MICHELLE SANFORD received her Ph.D. in May 2010. She is currently a postdoctoral associate at the University of California, Davis. Her Master’s thesis research topic involved the impact of ammonium nitrogen addition on the production of mosquitoes from a constructed treatment wetland in southern California. After completing her M.S. she worked as a research assistant with Bill Walton in the Department of Entomology at UC Riverside examining mosquito and midge production from a constructed treatment wetland designed to process primary wastewater effluent. Her doctoral research topic involves the associative learning abilities of mosquitoes with an emphasis on Culex quinquefasciatus. Associative learning in vector insects has the potential to greatly increase our understanding of vector behavior and disease transmission cycles.

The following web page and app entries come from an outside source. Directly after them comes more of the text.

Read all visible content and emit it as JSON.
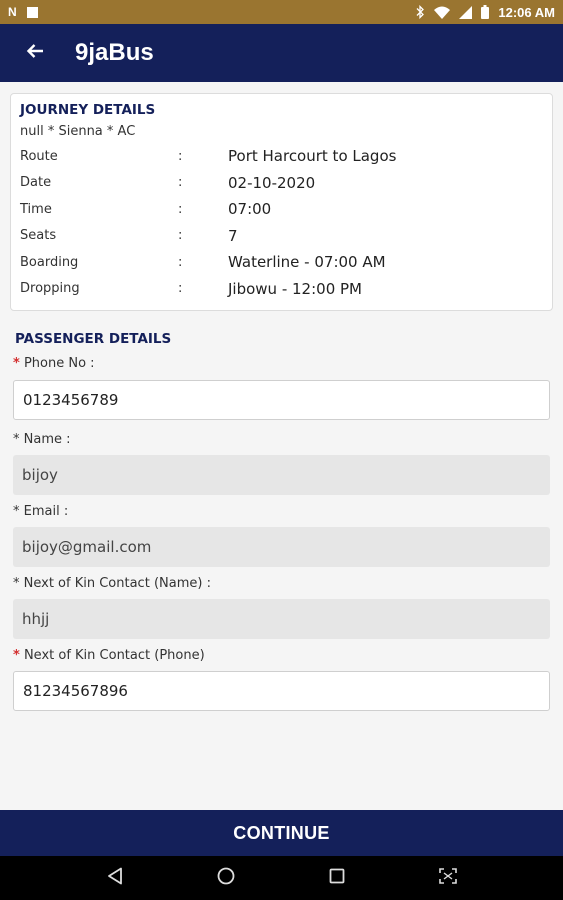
{
  "status_bar": {
    "time": "12:06 AM",
    "icons": [
      "n-icon",
      "square-icon",
      "bluetooth-icon",
      "wifi-icon",
      "signal-icon",
      "battery-icon"
    ]
  },
  "app_bar": {
    "title": "9jaBus",
    "back_icon": "arrow-back-icon"
  },
  "journey": {
    "title": "JOURNEY DETAILS",
    "subtitle": "null * Sienna * AC",
    "rows": [
      {
        "label": "Route",
        "colon": ":",
        "value": "Port Harcourt to Lagos"
      },
      {
        "label": "Date",
        "colon": ":",
        "value": "02-10-2020"
      },
      {
        "label": "Time",
        "colon": ":",
        "value": "07:00"
      },
      {
        "label": "Seats",
        "colon": ":",
        "value": "7"
      },
      {
        "label": "Boarding",
        "colon": ":",
        "value": "Waterline - 07:00 AM"
      },
      {
        "label": "Dropping",
        "colon": ":",
        "value": "Jibowu - 12:00 PM"
      }
    ]
  },
  "passenger": {
    "title": "PASSENGER DETAILS",
    "fields": [
      {
        "label": "Phone No :",
        "value": "0123456789",
        "required_mark": "*",
        "required_color": "#d32f2f"
      },
      {
        "label": "Name :",
        "value": "bijoy",
        "required_mark": "*"
      },
      {
        "label": "Email :",
        "value": "bijoy@gmail.com",
        "required_mark": "*"
      },
      {
        "label": "Next of Kin Contact (Name) :",
        "value": "hhjj",
        "required_mark": "*"
      },
      {
        "label": "Next of Kin Contact (Phone)",
        "value": "81234567896",
        "required_mark": "*",
        "required_color": "#d32f2f"
      }
    ]
  },
  "continue_label": "CONTINUE",
  "colors": {
    "status_bar": "#9a7530",
    "primary": "#14205a",
    "background": "#f5f5f5",
    "required": "#d32f2f"
  },
  "nav": {
    "icons": [
      "back-triangle-icon",
      "home-circle-icon",
      "recents-square-icon",
      "screenshot-icon"
    ]
  }
}
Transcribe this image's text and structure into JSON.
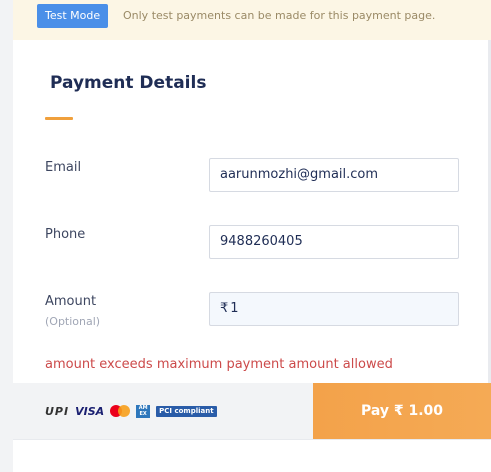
{
  "banner": {
    "badge": "Test Mode",
    "message": "Only test payments can be made for this payment page."
  },
  "form": {
    "title": "Payment Details",
    "email": {
      "label": "Email",
      "value": "aarunmozhi@gmail.com"
    },
    "phone": {
      "label": "Phone",
      "value": "9488260405"
    },
    "amount": {
      "label": "Amount",
      "sublabel": "(Optional)",
      "currency": "₹",
      "value": "1"
    },
    "error": "amount exceeds maximum payment amount allowed"
  },
  "footer": {
    "logos": {
      "upi": "UPI",
      "visa": "VISA",
      "amex": "AM EX",
      "pci": "PCI compliant"
    },
    "pay_label": "Pay  ₹ 1.00"
  },
  "colors": {
    "accent": "#f3a24a",
    "badge": "#4a8fe8",
    "error": "#cc4a4a",
    "title": "#1f2d55"
  }
}
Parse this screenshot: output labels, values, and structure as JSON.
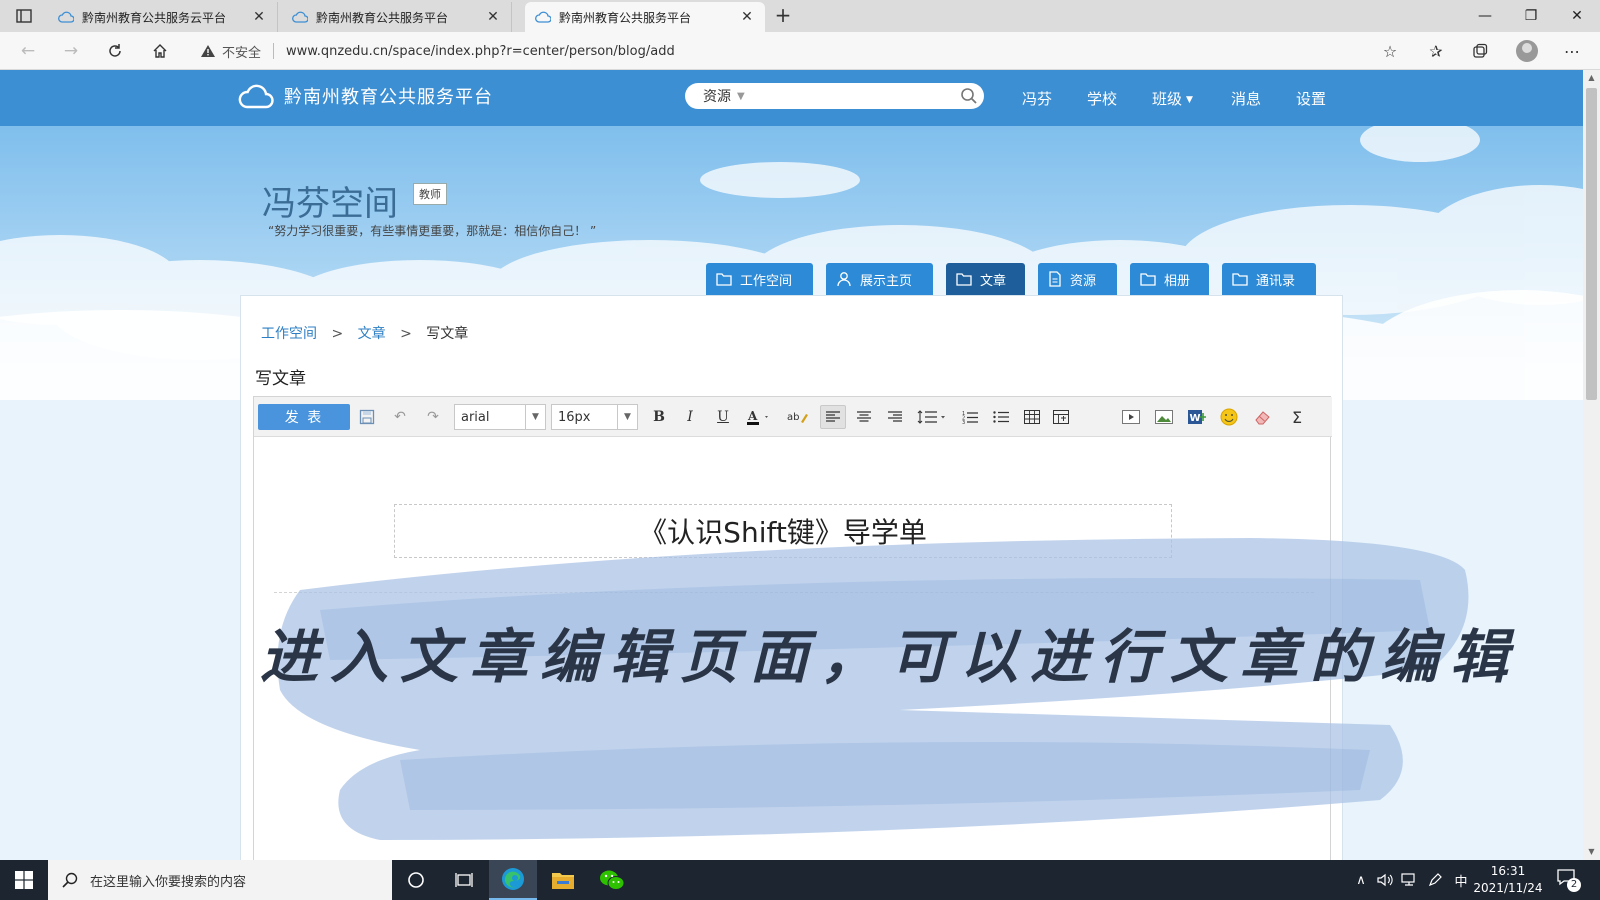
{
  "browser": {
    "tabs": [
      {
        "title": "黔南州教育公共服务云平台",
        "active": false
      },
      {
        "title": "黔南州教育公共服务平台",
        "active": false
      },
      {
        "title": "黔南州教育公共服务平台",
        "active": true
      }
    ],
    "security_label": "不安全",
    "url": "www.qnzedu.cn/space/index.php?r=center/person/blog/add"
  },
  "site": {
    "logo_text": "黔南州教育公共服务平台",
    "search": {
      "category": "资源",
      "placeholder": ""
    },
    "nav": [
      {
        "label": "冯芬",
        "dropdown": false
      },
      {
        "label": "学校",
        "dropdown": false
      },
      {
        "label": "班级",
        "dropdown": true
      },
      {
        "label": "消息",
        "dropdown": false
      },
      {
        "label": "设置",
        "dropdown": false
      }
    ]
  },
  "space": {
    "title": "冯芬空间",
    "badge": "教师",
    "motto": "“努力学习很重要，有些事情更重要，那就是：相信你自己！ ”",
    "tabs": [
      {
        "label": "工作空间",
        "icon": "folder-icon",
        "active": false
      },
      {
        "label": "展示主页",
        "icon": "user-icon",
        "active": false
      },
      {
        "label": "文章",
        "icon": "folder-icon",
        "active": true
      },
      {
        "label": "资源",
        "icon": "document-icon",
        "active": false
      },
      {
        "label": "相册",
        "icon": "folder-icon",
        "active": false
      },
      {
        "label": "通讯录",
        "icon": "folder-icon",
        "active": false
      }
    ]
  },
  "breadcrumb": {
    "items": [
      "工作空间",
      "文章"
    ],
    "separator": ">",
    "current": "写文章"
  },
  "page_title": "写文章",
  "editor": {
    "publish_label": "发 表",
    "font_family": "arial",
    "font_size": "16px",
    "doc_title": "《认识Shift键》导学单"
  },
  "overlay_caption": "进入文章编辑页面，可以进行文章的编辑",
  "taskbar": {
    "search_placeholder": "在这里输入你要搜索的内容",
    "ime": "中",
    "time": "16:31",
    "date": "2021/11/24",
    "notification_count": "2"
  },
  "colors": {
    "nav_blue": "#3d8fd4",
    "tab_blue": "#2d8ad6",
    "tab_active": "#1e5f9b",
    "link_blue": "#2d7fc4",
    "publish_blue": "#4a94dd"
  }
}
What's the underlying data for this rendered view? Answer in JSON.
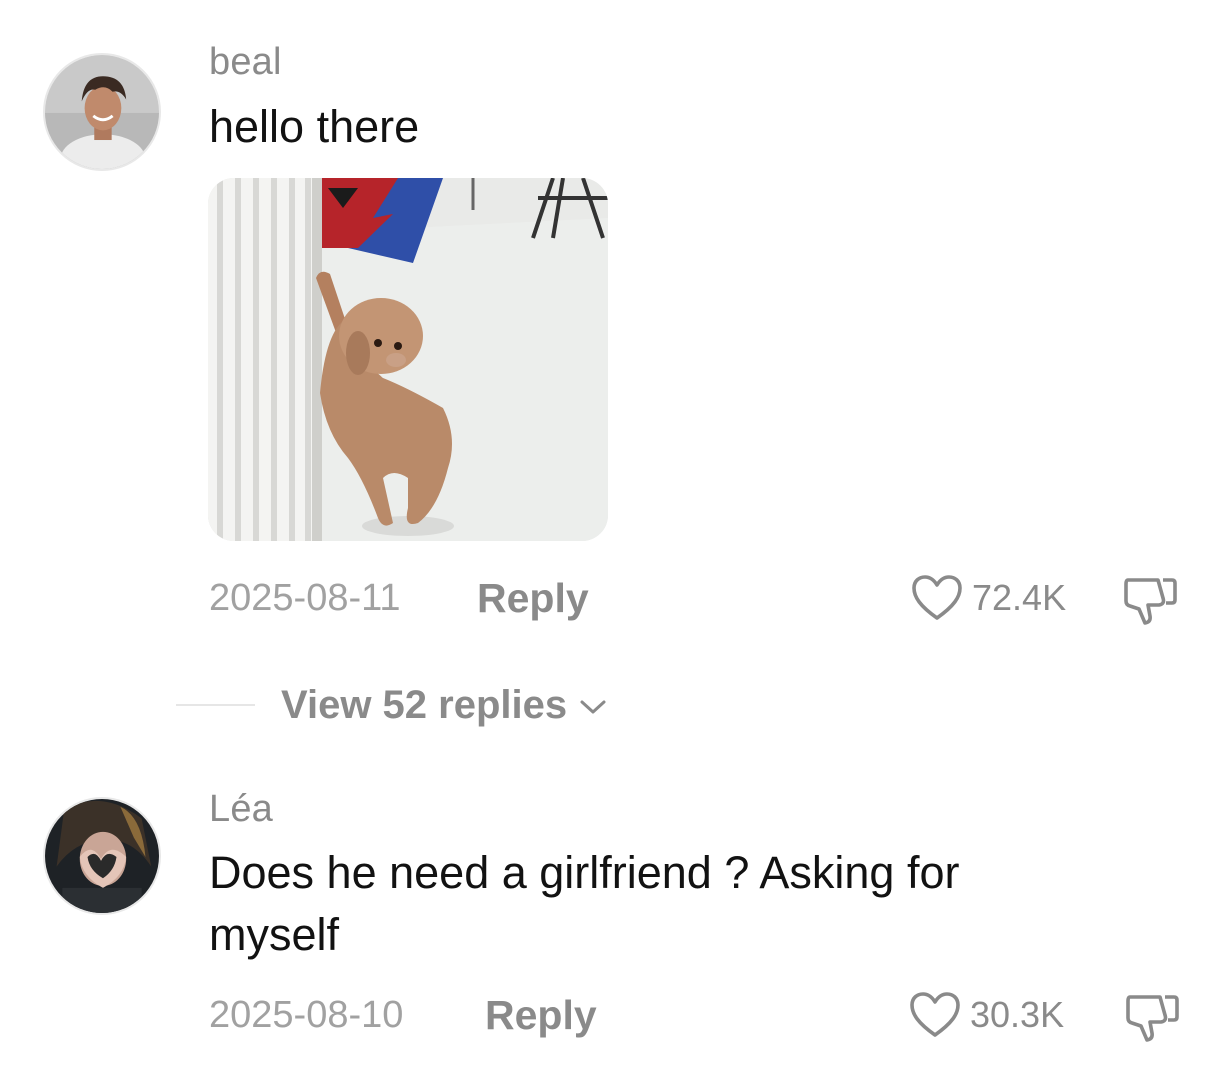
{
  "comments": [
    {
      "username": "beal",
      "text": "hello there",
      "has_image": true,
      "image_alt": "dog-image",
      "date": "2025-08-11",
      "reply_label": "Reply",
      "likes": "72.4K",
      "replies_label": "View 52 replies"
    },
    {
      "username": "Léa",
      "text": "Does he need a girlfriend ? Asking for myself",
      "has_image": false,
      "date": "2025-08-10",
      "reply_label": "Reply",
      "likes": "30.3K"
    }
  ],
  "icons": {
    "like": "heart-outline-icon",
    "dislike": "thumbs-down-outline-icon",
    "expand": "chevron-down-icon"
  },
  "colors": {
    "text_primary": "#121212",
    "text_secondary": "#8a8a8a",
    "text_tertiary": "#a1a1a1",
    "background": "#ffffff"
  }
}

She completed a 10 month Fulbright Fellowship in Thailand conducting research on the associative learning abilities of native Anopheles, malaria vectors in northern Thailand in the Department of Parasitology at Chiang Mai University. In addition to mosquito research in Thailand she is using her time there to network with forensic entomologists in Thailand for future collaboration. Her forensic entomology interests thus far have been centered on methods for rehydrating dried larval fly specimens but she is also interested in the potential for population level differences in life history among widely dispersed forensically important Diptera of the same species.